Those six figures sound pretty good, right? Now that you’re interested, here is how to become a plant manager. The career path may begin with a bachelor’s degree. Generally, plant managers must have a Bachelor’s degree in business administration or industrial engineering, or a degree closely related. However, if plant workers have several years of experience, they have the opportunity to take management classes so they can be promoted to plant manager. Plant manager jobs are often internal hires, so most plant managers will have worked for the company already. If you’re looking at a larger plant, you may discover that they require their incoming staff members to have an advanced degree in higher education. More specifically, a Master of Business Administration (MBA) degree is often the prerequisite.
It isn’t uncommon for plant managers to spend months with the company training to learn plant manager skills following their hire date. The purpose of this is, so they understand the inner workings and processes of the plant. Though it’s not a requirement, certifications are available for this industry.

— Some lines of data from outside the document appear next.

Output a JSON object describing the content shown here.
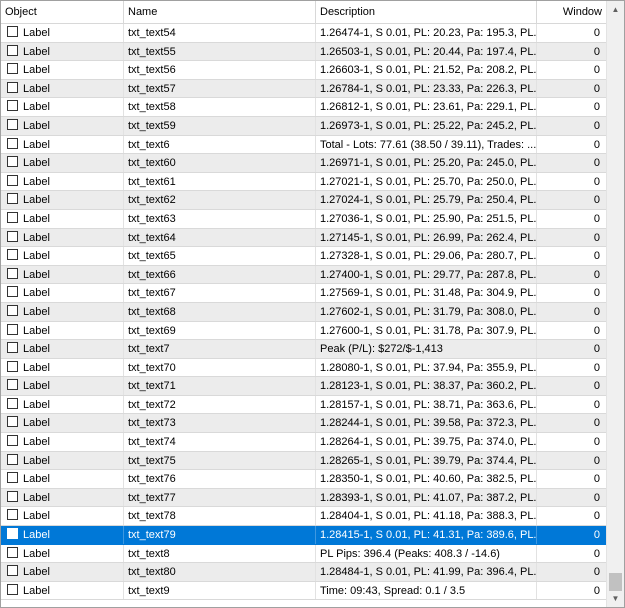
{
  "columns": {
    "object": "Object",
    "name": "Name",
    "description": "Description",
    "window": "Window"
  },
  "rows": [
    {
      "object": "Label",
      "name": "txt_text54",
      "description": "1.26474-1, S 0.01, PL: 20.23, Pa: 195.3, PL...",
      "window": "0"
    },
    {
      "object": "Label",
      "name": "txt_text55",
      "description": "1.26503-1, S 0.01, PL: 20.44, Pa: 197.4, PL...",
      "window": "0"
    },
    {
      "object": "Label",
      "name": "txt_text56",
      "description": "1.26603-1, S 0.01, PL: 21.52, Pa: 208.2, PL...",
      "window": "0"
    },
    {
      "object": "Label",
      "name": "txt_text57",
      "description": "1.26784-1, S 0.01, PL: 23.33, Pa: 226.3, PL...",
      "window": "0"
    },
    {
      "object": "Label",
      "name": "txt_text58",
      "description": "1.26812-1, S 0.01, PL: 23.61, Pa: 229.1, PL...",
      "window": "0"
    },
    {
      "object": "Label",
      "name": "txt_text59",
      "description": "1.26973-1, S 0.01, PL: 25.22, Pa: 245.2, PL...",
      "window": "0"
    },
    {
      "object": "Label",
      "name": "txt_text6",
      "description": "Total - Lots: 77.61 (38.50 / 39.11), Trades: ...",
      "window": "0"
    },
    {
      "object": "Label",
      "name": "txt_text60",
      "description": "1.26971-1, S 0.01, PL: 25.20, Pa: 245.0, PL...",
      "window": "0"
    },
    {
      "object": "Label",
      "name": "txt_text61",
      "description": "1.27021-1, S 0.01, PL: 25.70, Pa: 250.0, PL...",
      "window": "0"
    },
    {
      "object": "Label",
      "name": "txt_text62",
      "description": "1.27024-1, S 0.01, PL: 25.79, Pa: 250.4, PL...",
      "window": "0"
    },
    {
      "object": "Label",
      "name": "txt_text63",
      "description": "1.27036-1, S 0.01, PL: 25.90, Pa: 251.5, PL...",
      "window": "0"
    },
    {
      "object": "Label",
      "name": "txt_text64",
      "description": "1.27145-1, S 0.01, PL: 26.99, Pa: 262.4, PL...",
      "window": "0"
    },
    {
      "object": "Label",
      "name": "txt_text65",
      "description": "1.27328-1, S 0.01, PL: 29.06, Pa: 280.7, PL...",
      "window": "0"
    },
    {
      "object": "Label",
      "name": "txt_text66",
      "description": "1.27400-1, S 0.01, PL: 29.77, Pa: 287.8, PL...",
      "window": "0"
    },
    {
      "object": "Label",
      "name": "txt_text67",
      "description": "1.27569-1, S 0.01, PL: 31.48, Pa: 304.9, PL...",
      "window": "0"
    },
    {
      "object": "Label",
      "name": "txt_text68",
      "description": "1.27602-1, S 0.01, PL: 31.79, Pa: 308.0, PL...",
      "window": "0"
    },
    {
      "object": "Label",
      "name": "txt_text69",
      "description": "1.27600-1, S 0.01, PL: 31.78, Pa: 307.9, PL...",
      "window": "0"
    },
    {
      "object": "Label",
      "name": "txt_text7",
      "description": "Peak (P/L): $272/$-1,413",
      "window": "0"
    },
    {
      "object": "Label",
      "name": "txt_text70",
      "description": "1.28080-1, S 0.01, PL: 37.94, Pa: 355.9, PL...",
      "window": "0"
    },
    {
      "object": "Label",
      "name": "txt_text71",
      "description": "1.28123-1, S 0.01, PL: 38.37, Pa: 360.2, PL...",
      "window": "0"
    },
    {
      "object": "Label",
      "name": "txt_text72",
      "description": "1.28157-1, S 0.01, PL: 38.71, Pa: 363.6, PL...",
      "window": "0"
    },
    {
      "object": "Label",
      "name": "txt_text73",
      "description": "1.28244-1, S 0.01, PL: 39.58, Pa: 372.3, PL...",
      "window": "0"
    },
    {
      "object": "Label",
      "name": "txt_text74",
      "description": "1.28264-1, S 0.01, PL: 39.75, Pa: 374.0, PL...",
      "window": "0"
    },
    {
      "object": "Label",
      "name": "txt_text75",
      "description": "1.28265-1, S 0.01, PL: 39.79, Pa: 374.4, PL...",
      "window": "0"
    },
    {
      "object": "Label",
      "name": "txt_text76",
      "description": "1.28350-1, S 0.01, PL: 40.60, Pa: 382.5, PL...",
      "window": "0"
    },
    {
      "object": "Label",
      "name": "txt_text77",
      "description": "1.28393-1, S 0.01, PL: 41.07, Pa: 387.2, PL...",
      "window": "0"
    },
    {
      "object": "Label",
      "name": "txt_text78",
      "description": "1.28404-1, S 0.01, PL: 41.18, Pa: 388.3, PL...",
      "window": "0"
    },
    {
      "object": "Label",
      "name": "txt_text79",
      "description": "1.28415-1, S 0.01, PL: 41.31, Pa: 389.6, PL...",
      "window": "0",
      "selected": true
    },
    {
      "object": "Label",
      "name": "txt_text8",
      "description": "PL Pips: 396.4 (Peaks: 408.3 / -14.6)",
      "window": "0"
    },
    {
      "object": "Label",
      "name": "txt_text80",
      "description": "1.28484-1, S 0.01, PL: 41.99, Pa: 396.4, PL...",
      "window": "0"
    },
    {
      "object": "Label",
      "name": "txt_text9",
      "description": "Time: 09:43, Spread: 0.1 / 3.5",
      "window": "0"
    }
  ],
  "colors": {
    "selected_row": "#0078d7",
    "alt_row": "#ececec"
  },
  "icons": {
    "scroll_up": "▲",
    "scroll_down": "▼"
  }
}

Finally, Ask Yourself: Do You Think Like a Manager?
When you become a plant manager, you must have optimal interpersonal skill. What this means is you must be able to speak with senior management, employees, and other department managers. You’ll also be tapping into your leadership skills because it’s your responsibility to keep employees motivated. Your problem-solving skills must be sharp because, while on the plant floor, you’ll be required to assess situations and devise a solution quickly. It’s also necessary that you have optimal time management skills because you’ll be facing tight production-line deadlines, shipping dates, and other time constraints.
Check out our other resource on High Paying jobs within Occupational Health and Safety Industries: